144 views

Subject-verb agreement when the subject is a dominant participle construction

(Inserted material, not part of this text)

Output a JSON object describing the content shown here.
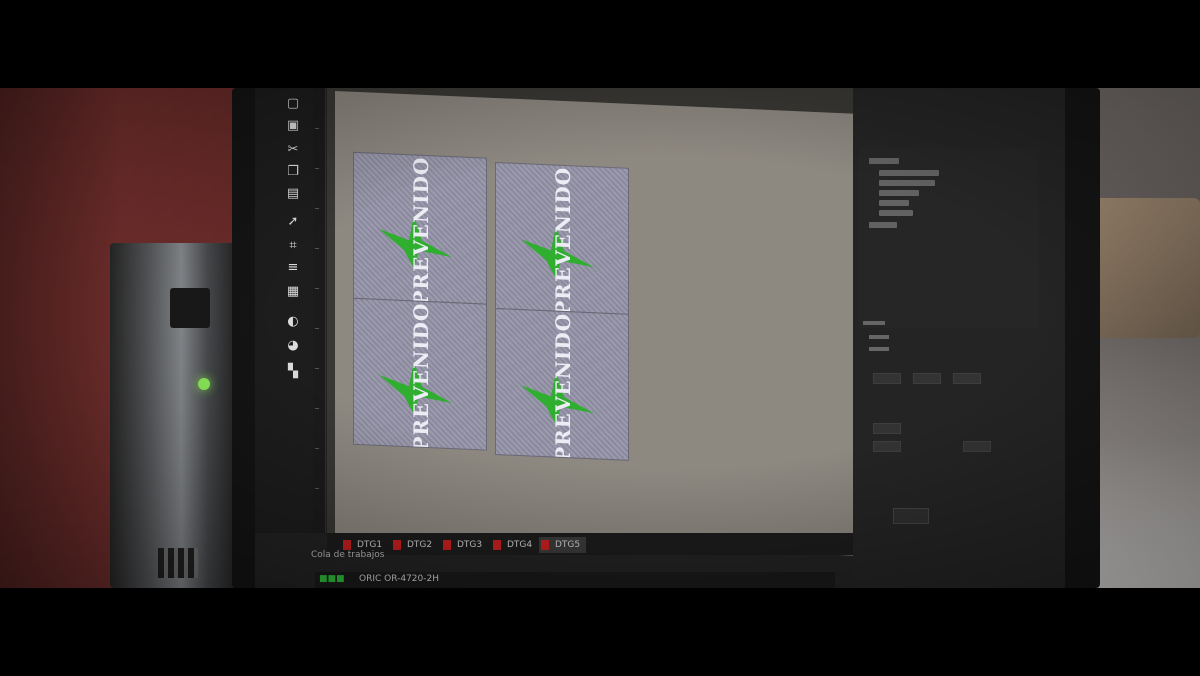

My question is whether constructions similar to the following English one can exist in Latin, i.e., constructions where (i) the subject is formed by a plural noun plus an obligatory/"dominant" ...